For the first three grands prix of the season Ferrari were untouchable. They could do no wrong. They had a bullet-proof car (at least, in Michael Schumacher's case) and the momentum was running with them. But since the British Grand Prix at Silverstone a fortnight ago, precious little seems to have gone right.
Mika Hakkinen described his victory in the Spanish Grand Prix at Barcelona on Sunday as a breakthrough race for McLaren-Mercedes. He may be right. While the silver arrows hit the target, Ferrari were left with the questionable solace of Rubens Barrichello's distant third place, and a mere two points after a catalogue of disaster for the fifth-placed Schumacher.
The German's choice of tyres may have been critical. Where almost every other team, and certainly every other top runner, opted for Bridgestone's soft-compound tyres, Schumacher elected to use the harder rubber. On his second set he was clearly struggling, though it transpired this was due to air leaking from one of the wheel rims, not a puncture. But even before that Hakkinen had noted that he was able to catch Schumacher as the Ferrari's tyres began to go off. "It was," a straight-faced McLaren team member remarked, "an extraordinary decision for Michael to have taken."
Then there was the dramatic injury to Ferrari's chief mechanic, Nigel Stepney, when Schumacher was prematurely signalled to rejoin the race while Stepney was still trying to disconnect the refuelling hose. When he was carted away to hospital his deputy, Andrea Vaccari, struggled to match his efficiency, and the whole affair highlighted the dangers that refuelling presents. It is a while since the fire which engulfed the Benetton pit at Hockenheim in 1994 and lit up front pages around the world, or since Pedro Diniz's Ligier caught fire after a bungled stop in Argentina two years later, but the practice is fraught with danger.

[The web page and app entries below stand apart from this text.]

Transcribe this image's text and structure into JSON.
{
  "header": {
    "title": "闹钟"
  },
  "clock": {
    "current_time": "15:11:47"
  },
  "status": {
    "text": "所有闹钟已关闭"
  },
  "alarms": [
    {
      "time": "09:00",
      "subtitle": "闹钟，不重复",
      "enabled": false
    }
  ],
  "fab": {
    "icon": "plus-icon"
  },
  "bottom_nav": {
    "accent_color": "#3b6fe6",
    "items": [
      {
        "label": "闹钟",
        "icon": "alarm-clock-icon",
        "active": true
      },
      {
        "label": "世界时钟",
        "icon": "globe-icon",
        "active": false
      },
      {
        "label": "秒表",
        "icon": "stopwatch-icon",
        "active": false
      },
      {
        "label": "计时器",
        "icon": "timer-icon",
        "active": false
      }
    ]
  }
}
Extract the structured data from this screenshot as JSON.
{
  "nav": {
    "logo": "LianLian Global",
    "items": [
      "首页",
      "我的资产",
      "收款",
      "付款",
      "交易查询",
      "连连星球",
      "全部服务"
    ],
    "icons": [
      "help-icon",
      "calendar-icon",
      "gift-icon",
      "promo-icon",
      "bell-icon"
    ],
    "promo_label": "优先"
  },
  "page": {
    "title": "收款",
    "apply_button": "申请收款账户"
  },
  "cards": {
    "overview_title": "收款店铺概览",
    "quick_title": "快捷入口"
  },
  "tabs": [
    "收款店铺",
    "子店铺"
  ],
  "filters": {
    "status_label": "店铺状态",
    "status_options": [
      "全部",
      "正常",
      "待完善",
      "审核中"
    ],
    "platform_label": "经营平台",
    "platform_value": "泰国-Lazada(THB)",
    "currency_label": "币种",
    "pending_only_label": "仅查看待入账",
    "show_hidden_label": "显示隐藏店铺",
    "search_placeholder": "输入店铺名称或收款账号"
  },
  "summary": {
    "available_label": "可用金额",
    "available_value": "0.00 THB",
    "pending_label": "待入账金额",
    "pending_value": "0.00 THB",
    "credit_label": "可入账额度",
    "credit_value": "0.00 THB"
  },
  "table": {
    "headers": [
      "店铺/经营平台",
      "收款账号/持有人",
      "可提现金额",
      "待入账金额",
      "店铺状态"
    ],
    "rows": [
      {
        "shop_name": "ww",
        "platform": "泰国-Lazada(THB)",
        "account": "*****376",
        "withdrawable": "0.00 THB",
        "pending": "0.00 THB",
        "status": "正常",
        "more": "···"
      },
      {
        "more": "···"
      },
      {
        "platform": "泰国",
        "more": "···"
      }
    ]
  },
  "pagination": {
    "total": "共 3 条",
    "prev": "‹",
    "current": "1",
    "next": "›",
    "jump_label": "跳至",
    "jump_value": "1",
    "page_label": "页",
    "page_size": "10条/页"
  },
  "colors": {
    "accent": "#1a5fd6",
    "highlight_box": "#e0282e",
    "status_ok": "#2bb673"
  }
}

The refuelling hoses are so heavy that two men are required to hold them, and it requires considerable strength to push the nozzle into place, not to mention sang-froid notto get it wrong. Teams drilltheir crews for hours duringthe season. Ferrari may havebeen fortunate to escape aconflagration.
At the worst Schumacher should have finished third at the weekend. Instead, he saw his lead in the world championship reduced to 14 points, and Ferrari's over McLaren slashed to only seven.
Worse omens may be blowing in the wind. Hakkinen has made no secret of the fact that McLaren's latest MP4/15 is a difficult car to drive, physically and mentally. And it seems that the new regulations governing the permissible level of electronic control, introduced at Silverstone, may have played to the driveability of the Ferrari V10 engine. These days the engine is only a relatively minor part of the overall performance equation, and sheer horsepower is a smaller part still. The driveability - how quickly the engine responds, how wide its power band is, how smoothly it allows the pilot to drive - can be more influential on lap times.
The Ferrari V10 has always been strong in this respect; the Mercedes-Benz V10, by contrast, has often been peaky during its development phases. It has always produced prodigious power, but delivers it in a more abrupt manner. That can make a car difficult to set up.
In Barcelona, however, Hakkinen's post-race manner left little doubt that he believes McLaren and Mercedes have taken a significant step forward. "For one thing the reliability was absolutely excellent," he said, "and also it's fair to say that we have understood a lot more about the car this weekend. It still wasn't perfect today, but I feel we can now make it a lot faster for the future."
There was a final twist for Ferrari. Hakkinen's trophy for winning was a scale version of a Ferrari steering wheel.
McLaren confirmed yesterday that David Coulthard bruised rather than fractured his ribs in last week's plane crash. The Scot will undergo physiotherapy before preparing for next week's European Grand Prix at the NurbÃ¼rgring.Reuse content